After reaching the second check-point, you will almost immediately see the lake. The vegetation here is very similar along all the route bordering the lake, so it is difficult to give special indications as to what to see where.
Most interesting species which grow in most parts along the route are Viola cotyledon, Nassauvia revoluta and two more Nassauvia species, the medicinal Adesmia emarginata, Sisyrinchium junceum ssp. colchaguense, Loasa filicifolia, and Pozoa coriacea, Chiliotrichum rosmarinifolium, Oreopolus glacialis, Calceolaria filicaulis ssp. filicaulis, Mimulus cupreus. Just about one kilometer from the lake dam you can find another population of Caiophora prietea on your left, and further on you can check the vegas (High Andean swamps) vegetation in several places, finding there plants like Silene chilensis, Ranunculus, Gaultheria caespitosa, Calceolaria filicaulis ssp. filicaulis. If you are very persistent and lucky, you may find an occasional population of Pinguicula chilensis, a small plant the flower of which resembles that of violas, and which is insectivorous. It grows in damp areas near brooks.
Another special plant is Empetrum rubrum, a species usually found much further south in Chile, but which has an enclave here, surviving since the last Ice Age. In a deep ravine on the left there is also a very big population of Loasa lateritia which, unlike most species of Loasacaeae does not have stingy leaves, and is extremely ornamental due to the big red flowers which are very difficult to miss when the plant blooms. When you almost reach the end of the lake, the road gives a long detour around the bay which is a preferred spot for recreational fishermen and there is a small, but dense population of yellow Euphrasia andicola worth a short stop.

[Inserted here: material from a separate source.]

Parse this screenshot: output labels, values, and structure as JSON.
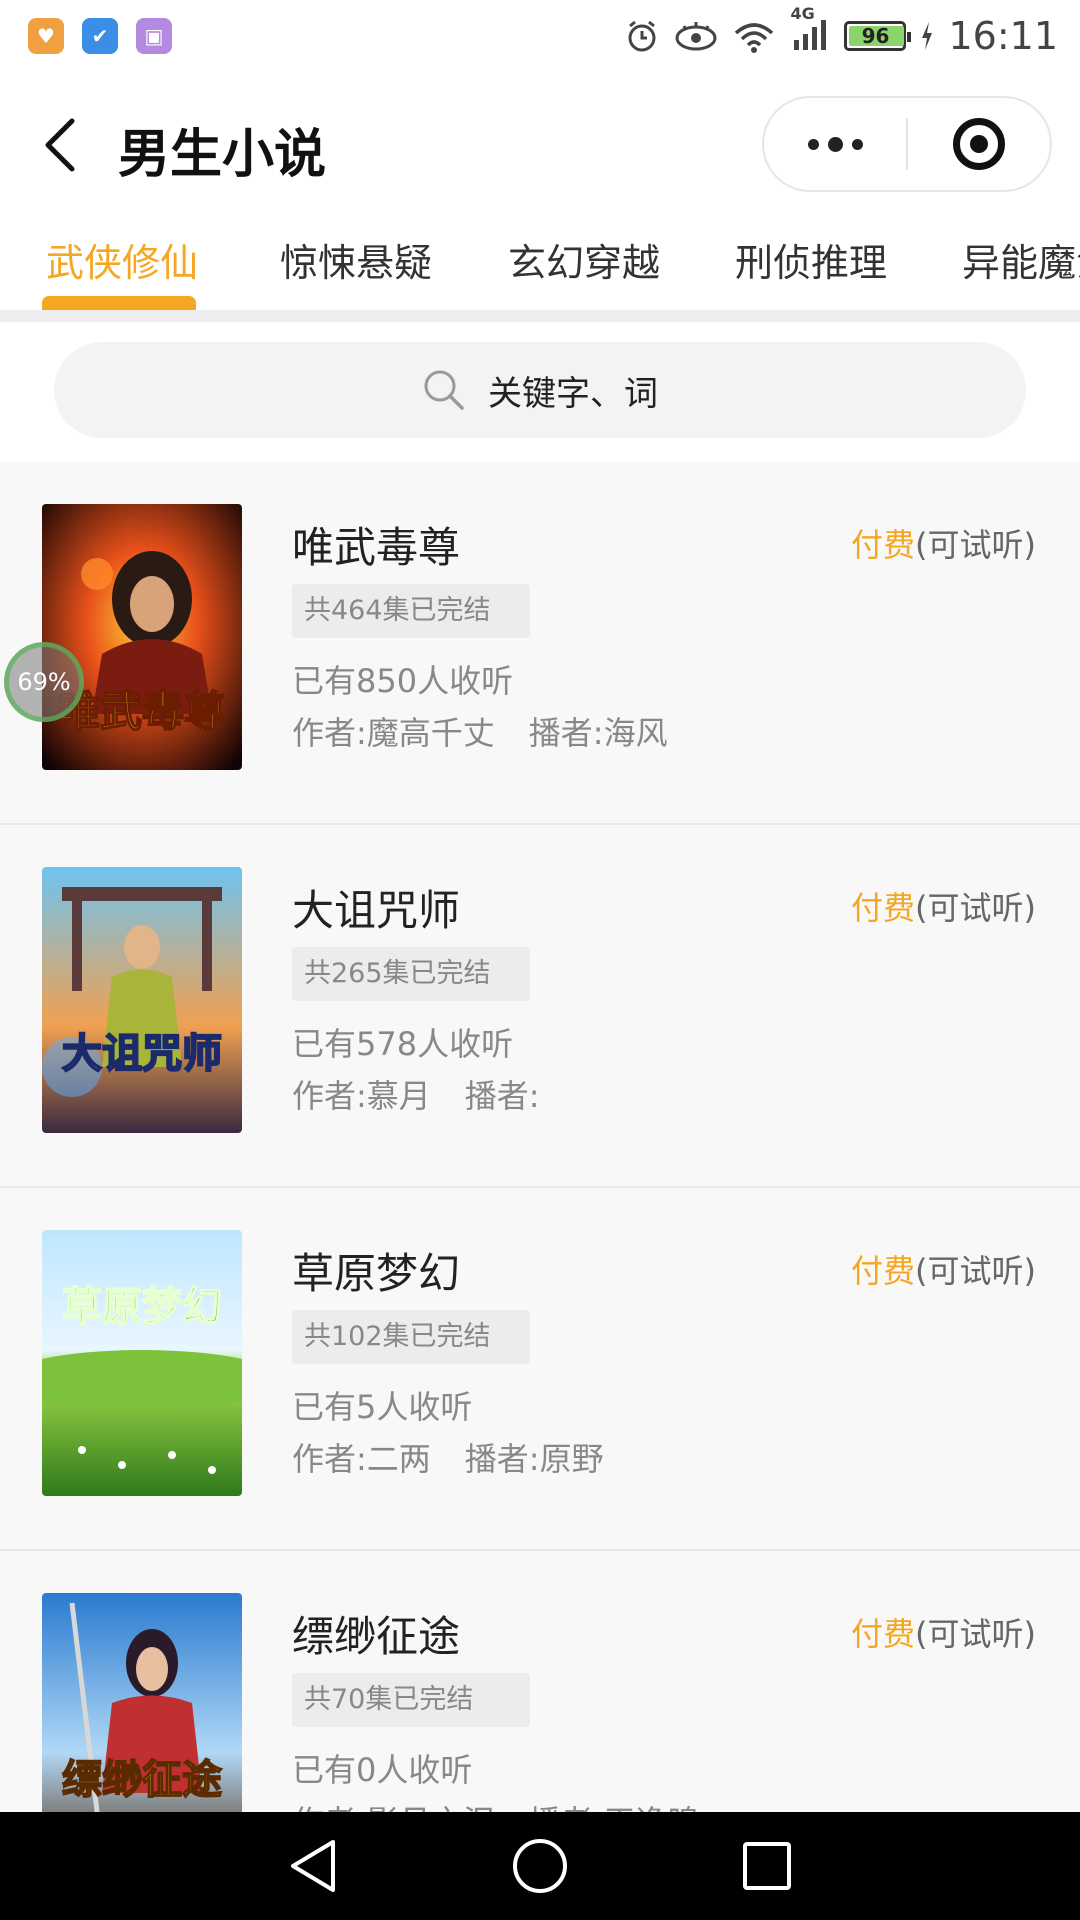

The road passes a shack at the end of the lake where a few plants of Araucaria araucana were planted (very laudable), unfortunately the people keep a lot of livestock which decimates the native plants all around that place (not so laudable at all). In general one must say that the shepherds here are extremely ignorant about the the protection of wildlife and plants, and especially one custom is very dangerous – to burn off woody shrub areas to replace them with pasture-type vegetation, like Stipa. Fortunately, it is rather difficult to set the vegetation on fire, so only small patches suffer every year here and there. But I have seen areas where more interesting and rare plants suffered heavily this intervention. One might think that such plants like Alstroemerias may recover easily next year – finally their main organs are hidden well below the ground, but this is not the case. One field of Alstroemeria exersens was completely burned down one season. Next season I have observed only about 10 % of plants. Now, in 2009 it is already two years since the incident, and still no more plants are to be seen. It remains to be seen whether this damage is permanent and how many years it will take for this population to recover. These barbaric practices must stop, but the authorities are helpless (or do not care). Although in Chile there is a law which provides imprisionment for those who set fire (even unintentionally), it is never applied even in more populated areas, so here in the wilderness it is non-existent.
The road continues on to the Argentinian border (about 8 km. from the end of the lake), and this part is also extremely interesting, because the vegetation changes to higher altitude plant species. It is impossible to mention all the areas and species, but look out for the delicate Oxalis adenophylla fields very close to the border and Calandrinia affinis. Also very interesting place to check out if driving a small car is the “vega” just at the border, when you arrive at the border, look left, you will see a flat area with high posts and then some 300 meters further there are green spots. There are at least 25 species there!
If you are driving 4-wheel drive vehicle, you might as well consider some adventure and drive up to the Cari-launa Lake just above the border at 3000 m (See the article on Trip to the Cari-Launa Lake).